Eight games into the 2009 season, Stanford fifth-year senior middle linebacker Clinton Snyder, the Cardinal's leading tackler and emotional leader, suffered a season-ending knee injury in practice

Enter Owen Marecic. In his debut as a two-way starter, Marecic the fullback helped Toby Gerhart rush for 223 yards, while Marecic the linebacker helped the defense make just enough stops in a 51-42 win over then-No. 7 Oregon.

Shayne Skov, a true freshman who had played his way into a starting role two weeks earlier, made five tackles against the Ducks and stepped up his game after Snyder went down. Skov started the last seven games of the season, finished third on the team in tackles, and established himself as Stanford's most feared defender as a sophomore. He was putting together an All-America-worthy season this year before his left knee failed him in an ugly collision on Saturday in Tucson. 

So who will emerge as this year's Owen Marecic and how will Skov's loss affect the Stanford defense statistically? It's an imperfect comparison, but taking a look at the 2009 team post-Snyder might offer some clues. 

Fresh off a 33-14 pasting of Arizona State, Stanford was 5-3 when Snyder went down. While Gerhart was plowing his way into the Stanford record books en route to finishing second in the Heisman Trophy voting, the Cardinal defense wasn't exactly dominant. Stanford, which had allowed a combined 81 points in losses to Oregon State and Arizona before knocking off the Sun Devils, ranked 71st in total defense and 47th against the run. 

The Cardinal won three of its next four games mostly in spite of its defense, including a 45-38 win against Notre Dame one week after Shane Vereen ran all over Stanford in Big Game. By the end of the season, which was capped with a 31-27 loss to Oklahoma in the Sun Bowl, Stanford had slipped to 90th in total defense and 55th in rushing defense. The Cardinal suffered a dropoff in defensive production, but hardly a drastic one, especially considering the quality of the offenses it faced in the second half of the season as compared to the first half.  

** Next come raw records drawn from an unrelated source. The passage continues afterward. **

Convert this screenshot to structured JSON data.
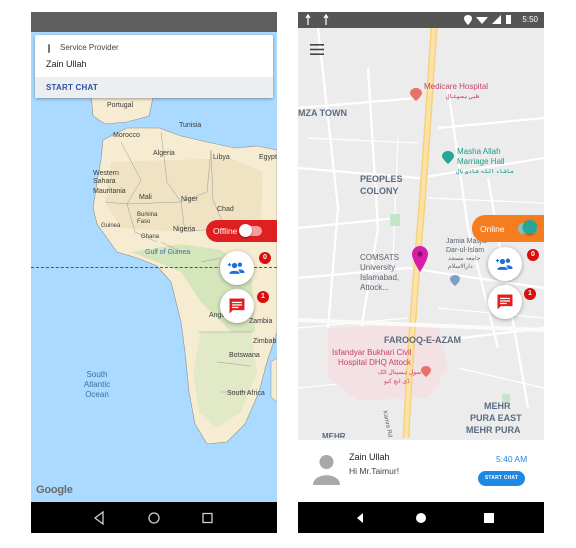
{
  "left": {
    "card": {
      "role": "Service Provider",
      "name": "Zain Ullah",
      "action": "START CHAT"
    },
    "status_toggle": "Offline",
    "badges": {
      "add_user": "0",
      "messages": "1"
    },
    "map_labels": {
      "portugal": "Portugal",
      "tunisia": "Tunisia",
      "morocco": "Morocco",
      "algeria": "Algeria",
      "libya": "Libya",
      "egypt": "Egypt",
      "western_sahara": "Western Sahara",
      "mauritania": "Mauritania",
      "mali": "Mali",
      "niger": "Niger",
      "chad": "Chad",
      "burkina_faso": "Burkina Faso",
      "guinea": "Guinea",
      "ghana": "Ghana",
      "nigeria": "Nigeria",
      "gulf_of_guinea": "Gulf of Guinea",
      "angola": "Angola",
      "zambia": "Zambia",
      "zimbabwe": "Zimbab",
      "botswana": "Botswana",
      "south_africa": "South Africa",
      "ocean_line1": "South",
      "ocean_line2": "Atlantic",
      "ocean_line3": "Ocean",
      "google": "Google"
    }
  },
  "right": {
    "status_time": "5:50",
    "status_toggle": "Online",
    "badges": {
      "add_user": "0",
      "messages": "1"
    },
    "places": {
      "medicare": "Medicare Hospital",
      "medicare_ur": "طبی ہسپتال",
      "mza_town": "MZA TOWN",
      "masha_allah_1": "Masha Allah",
      "masha_allah_2": "Marriage Hall",
      "masha_allah_ur": "ماشاء اللہ شادی ہال",
      "peoples_1": "PEOPLES",
      "peoples_2": "COLONY",
      "jamia_1": "Jamia Masjid",
      "jamia_2": "Dar-ul-Islam",
      "jamia_ur1": "جامعہ مسجد",
      "jamia_ur2": "دارالاسلام",
      "comsats_1": "COMSATS",
      "comsats_2": "University",
      "comsats_3": "Islamabad,",
      "comsats_4": "Attock...",
      "farooq": "FAROOQ-E-AZAM",
      "isfandyar_1": "Isfandyar Bukhari Civil",
      "isfandyar_2": "Hospital DHQ Attock",
      "isfandyar_ur1": "سول ہسپتال اٹک",
      "isfandyar_ur2": "ڈی ایچ کیو",
      "kamra": "Kamra Rd",
      "mehr_1": "MEHR",
      "mehr_2": "PURA EAST",
      "mehr_3": "MEHR PURA",
      "mehr_cut": "MEHR"
    },
    "chat": {
      "name": "Zain Ullah",
      "message": "Hi  Mr.Taimur!",
      "time": "5:40 AM",
      "action": "START CHAT"
    }
  },
  "colors": {
    "offline_red": "#e02020",
    "online_orange": "#f57c1f",
    "accent_blue": "#1e88e5",
    "badge_red": "#d90e0e",
    "teal": "#26a69a"
  }
}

One reason the Skov-Snyder comparison is an imperfect one is that Stanford is deeper defensively today than it was in 2009. 

"We've recruited hard and we have good players up and down the roster," head coach David Shaw said. "We made sure we played a lot of guys early for reasons just like this. We need every available body at any given time, so we are going to make sure we have guys ready to step in at every single position."

Shaw indicated Monday that redshirt freshman A.J. Tarpley and sophomore Jarek Lancaster will share time opposite fellow inside linebacker Max Bergen over the next few weeks. True freshman James Vaughers will continue to practice at inside linebacker, according to Shaw, and could also see increased playing time. 

"You can say that Shayne is the heartbeat of the defense, but doggone it Michael Thomas and Chase Thomas are good football players," Shaw said. "We have a good football team."